Performance psych is a sexy term that’s defined by the American Psychological Association as:
This subfield of psychology focuses on identifying and applying psychological principles that facilitate peak sport performance, enhance physical ability and achieve optimal human performance.
You had me at “achieve optimal human performance...”
And the promise is exciting: runners who master these skills have the tools to overcome mental obstacles that often sideline our training or make us race slower.
A few examples:
- Pre-race anxiety causes you to get so nervous that you can’t eat… a poor fueling situation for any endurance runner
- A lack of confidence has you starting races too slow… and without aggressive pacing, personal bests get more and more difficult
- Most races have you slowing down over the final miles… without the mental toughness to grit through the fatigue
- Low motivation causes inconsistent training… so it’s never possible to get close to your potential

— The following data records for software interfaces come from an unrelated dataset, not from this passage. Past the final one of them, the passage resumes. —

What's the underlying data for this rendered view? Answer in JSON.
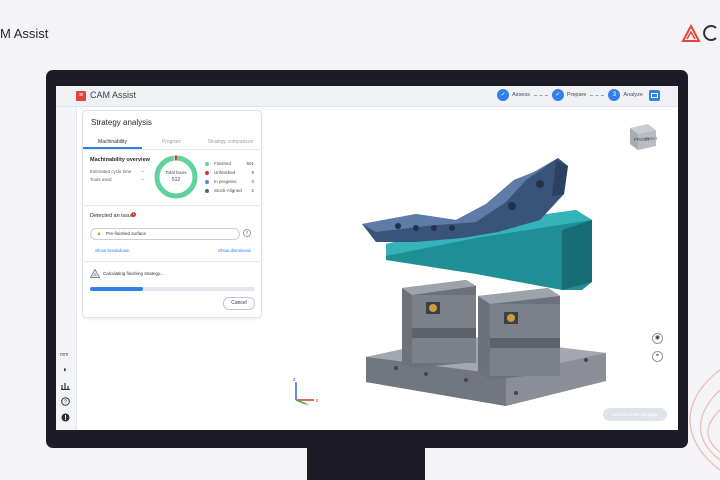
{
  "page": {
    "title": "M Assist"
  },
  "app": {
    "name": "CAM Assist",
    "steps": [
      {
        "label": "Assess",
        "number": ""
      },
      {
        "label": "Prepare",
        "number": ""
      },
      {
        "label": "Analyze",
        "number": "3"
      }
    ],
    "accent": "#2f80e8"
  },
  "panel": {
    "title": "Strategy analysis",
    "tabs": [
      "Machinability",
      "Program",
      "Strategy comparison"
    ],
    "active_tab": "Machinability",
    "overview": {
      "title": "Machinability overview",
      "rows": [
        {
          "label": "Estimated cycle time",
          "value": "--"
        },
        {
          "label": "Tools used",
          "value": "--"
        }
      ],
      "donut": {
        "label": "Total faces",
        "value": "512"
      },
      "legend": [
        {
          "label": "Finished",
          "value": "501",
          "color": "#5fd39b"
        },
        {
          "label": "Unfinished",
          "value": "9",
          "color": "#d8342c"
        },
        {
          "label": "In progress",
          "value": "0",
          "color": "#4a8fe0"
        },
        {
          "label": "Stock-Aligned",
          "value": "2",
          "color": "#5b6270"
        }
      ]
    },
    "issues": {
      "title": "Detected an issue",
      "count": "1",
      "item": "Pre-finished surface",
      "link_breakdown": "Show breakdown",
      "link_dismissed": "Show dismissed"
    },
    "status": {
      "text": "Calculating finishing strategy...",
      "progress": 0.32,
      "cancel_label": "Cancel"
    }
  },
  "rail": {
    "units": "mm",
    "icons": [
      "contrast-icon",
      "chart-icon",
      "help-icon",
      "info-icon"
    ]
  },
  "viewport": {
    "viewcube": {
      "front": "FRONT",
      "right": "RIGHT"
    },
    "axes": {
      "x": "x",
      "y": "y",
      "z": "z"
    },
    "primary_action": "Send to CAM package"
  }
}
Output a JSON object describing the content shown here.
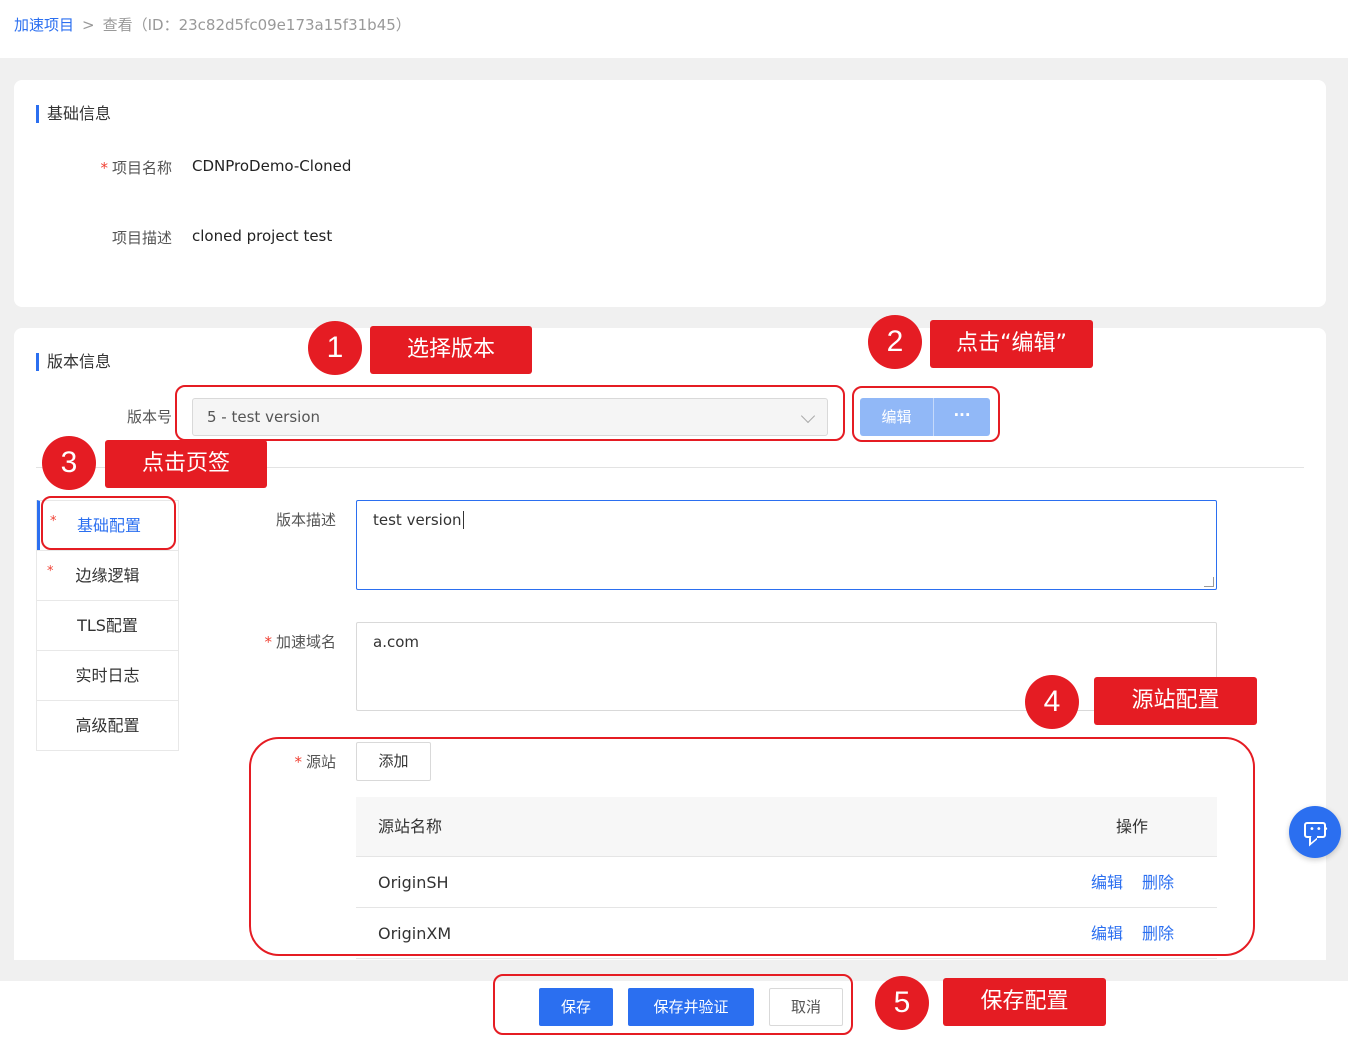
{
  "breadcrumb": {
    "root": "加速项目",
    "separator": ">",
    "current": "查看（ID：23c82d5fc09e173a15f31b45）"
  },
  "basic_info": {
    "title": "基础信息",
    "fields": [
      {
        "label": "项目名称",
        "required": "*",
        "value": "CDNProDemo-Cloned"
      },
      {
        "label": "项目描述",
        "value": "cloned project test"
      }
    ]
  },
  "version_info": {
    "title": "版本信息",
    "version_label": "版本号",
    "version_selected": "5 - test version",
    "edit_button": "编辑",
    "more_button": "···"
  },
  "tabs": [
    {
      "label": "基础配置",
      "required": "*",
      "active": true
    },
    {
      "label": "边缘逻辑",
      "required": "*"
    },
    {
      "label": "TLS配置"
    },
    {
      "label": "实时日志"
    },
    {
      "label": "高级配置"
    }
  ],
  "form": {
    "version_desc_label": "版本描述",
    "version_desc_value": "test version",
    "domain_label": "加速域名",
    "domain_required": "*",
    "domain_value": "a.com",
    "origin_label": "源站",
    "origin_required": "*",
    "add_button": "添加"
  },
  "origin_table": {
    "headers": {
      "name": "源站名称",
      "ops": "操作"
    },
    "rows": [
      {
        "name": "OriginSH",
        "edit": "编辑",
        "delete": "删除"
      },
      {
        "name": "OriginXM",
        "edit": "编辑",
        "delete": "删除"
      }
    ]
  },
  "footer": {
    "save": "保存",
    "save_verify": "保存并验证",
    "cancel": "取消"
  },
  "annotations": [
    {
      "num": "1",
      "text": "选择版本"
    },
    {
      "num": "2",
      "text": "点击“编辑”"
    },
    {
      "num": "3",
      "text": "点击页签"
    },
    {
      "num": "4",
      "text": "源站配置"
    },
    {
      "num": "5",
      "text": "保存配置"
    }
  ],
  "colors": {
    "accent": "#2b6ff0",
    "annotation_red": "#e51c23",
    "disabled_button": "#91b8f7"
  }
}
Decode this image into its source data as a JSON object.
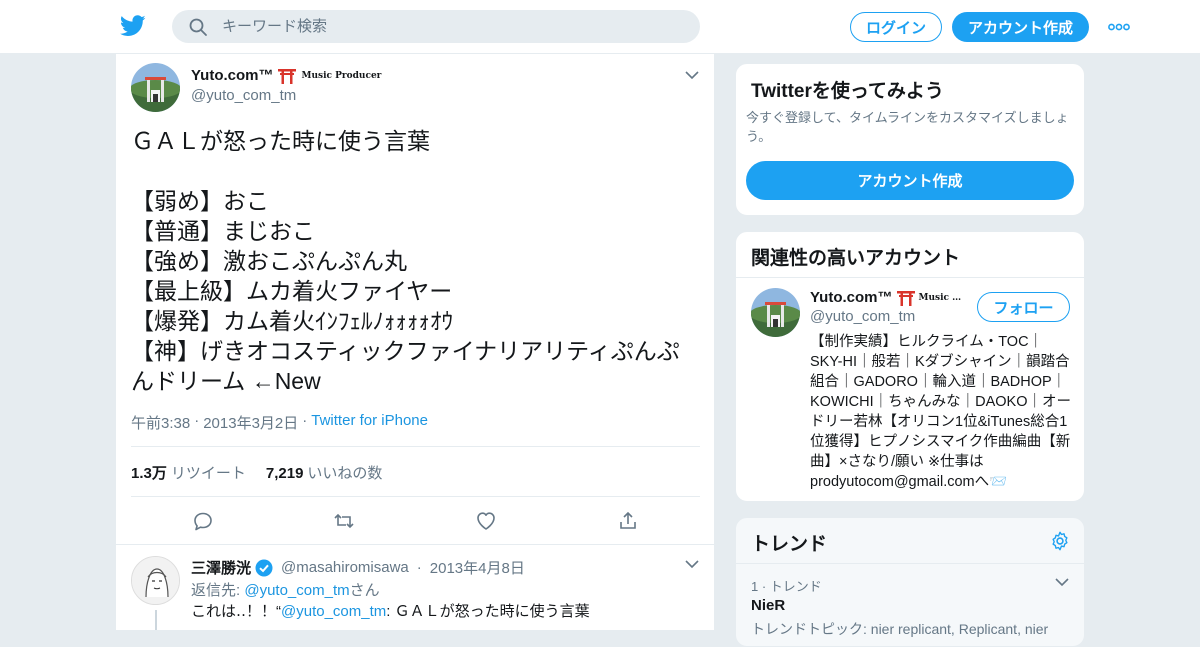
{
  "colors": {
    "accent": "#1da1f2",
    "link": "#1b95e0",
    "muted": "#657786",
    "background": "#e6ecf0"
  },
  "header": {
    "search_placeholder": "キーワード検索",
    "login_label": "ログイン",
    "signup_label": "アカウント作成"
  },
  "tweet": {
    "display_name": "Yuto.com™",
    "name_badge": "Music Producer",
    "handle": "@yuto_com_tm",
    "text": "ＧＡＬが怒った時に使う言葉\n\n【弱め】おこ\n【普通】まじおこ\n【強め】激おこぷんぷん丸\n【最上級】ムカ着火ファイヤー\n【爆発】カム着火ｲﾝﾌｪﾙﾉｫｫｫｫｵｳ\n【神】げきオコスティックファイナリアリティぷんぷんドリーム ←New",
    "time": "午前3:38",
    "date": "2013年3月2日",
    "dot": "·",
    "client": "Twitter for iPhone",
    "retweets_count": "1.3万",
    "retweets_label": "リツイート",
    "likes_count": "7,219",
    "likes_label": "いいねの数"
  },
  "reply": {
    "display_name": "三澤勝洸",
    "handle": "@masahiromisawa",
    "dot": "·",
    "date": "2013年4月8日",
    "reply_to_prefix": "返信先: ",
    "reply_to_handle": "@yuto_com_tm",
    "reply_to_suffix": "さん",
    "text_prefix": "これは‥！！“",
    "text_mention": "@yuto_com_tm",
    "text_suffix": ": ＧＡＬが怒った時に使う言葉"
  },
  "signup_card": {
    "title": "Twitterを使ってみよう",
    "description": "今すぐ登録して、タイムラインをカスタマイズしましょう。",
    "button_label": "アカウント作成"
  },
  "related": {
    "title": "関連性の高いアカウント",
    "account": {
      "display_name": "Yuto.com™",
      "name_badge": "Music …",
      "handle": "@yuto_com_tm",
      "follow_label": "フォロー",
      "bio": "【制作実績】ヒルクライム・TOC｜SKY-HI｜般若｜Kダブシャイン｜韻踏合組合｜GADORO｜輪入道｜BADHOP｜KOWICHI｜ちゃんみな｜DAOKO｜オードリー若林【オリコン1位&iTunes総合1位獲得】ヒプノシスマイク作曲編曲【新曲】×さなり/願い ※仕事はprodyutocom@gmail.comへ📨"
    }
  },
  "trends": {
    "title": "トレンド",
    "items": [
      {
        "meta": "1 · トレンド",
        "name": "NieR",
        "topics": "トレンドトピック: nier replicant, Replicant, nier"
      }
    ]
  }
}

These problems happen to most runners at some point. They’re common, expected psychological problems that come with distance running.
But with our new focus on mastering our mindset, I want to ensure you have the tools and mental models to always be in control of your psychology.
So I invited a health and performance psychology expert onto the podcast to explain these models, tools, and skills to the Strength Running community.
Dr. Justin Ross on Performance Psychology for Runners
Dr. Ross is a clinical psychologist, 2:57 marathoner, triathlete, and cofounder of Mind Body Health, an integrative health psychology and counseling center in Denver, Colorado.
His areas of expertise include:
- Mitigating anxiety, depression, and stress
- Managing the psychological impact of injury
- Developing high performing athletes
- Mindfulness and pain management
He uses cognitive behavioral therapy, performance psychology, and mindfulness training to help athletes improve their inner self-talk and develop the mental skills to lead more productive and successful athletic lives.
Justin joins us on the podcast to discuss a wide variety of issues:
- The most important psychological skills for endurance runners
- How to teach performance psychology for runners
- How mental fitness skills impact the rest of our life
- Reinforcing habits through mental training
- And more…
Every runner has struggled with the mental side of the sport: doubts, despair, boredom, anxiety, lack of confidence, and no motivation.
Just this week, you’ve been sharing problems that nearly any runner can relate to. Just look:
“I would be interested in learning strategies to deal with that inner voice that starts to talk at about 80km of a 100k- the one that tells you to stop, reminds you how nice it would be to just sit at the next aid station and DNF, that this is crazy, why do you want to keep going….” – Becky
“Training at a high level for a long time frame is HARD! Mentally, it crushed me about 8-10 weeks from my big race. I got up one morning, and just couldn’t do it. Physically I was tired, but mentally I just couldn’t make myself go do that HARD set of intervals. I quit the interval workout and just went for an easy run, but mentally I felt like a total failure.” – Leanne
“If I do a speed workout and get in oxygen debt I immediately, unconsciously slow down. I want to fight it but my body does the opposite. My thoughts are so uncontrolled when I’m in oxygen debt… Would love to hear a talk on this.” – Seth
Dr. Justin Ross is here to help us conquer that inner critic, use performance psychology to stay motivated, and get in control of our mindset.
Show Links & Resources:
- Follow Justin on Twitter
- Visit Justin’s practice, Mind Body Health
- Justin’s new mindfulness course on Insight Timer
- How to build mental toughness
- Matt Pendola on building intrinsic motivation
- How to boost your running motivation
- Strength Running’s free Mindset Series
There is no sponsor for this episode of the podcast. Instead, please share this episode with a friend or your running group!
Our goal at Strength Running is to help you improve, year after year, and realize your running potential. By doing that, we’ll elevate the sport to new heights.
Thank you for helping us reach new runners and sharing our message of smart training, strength, and mental toughness!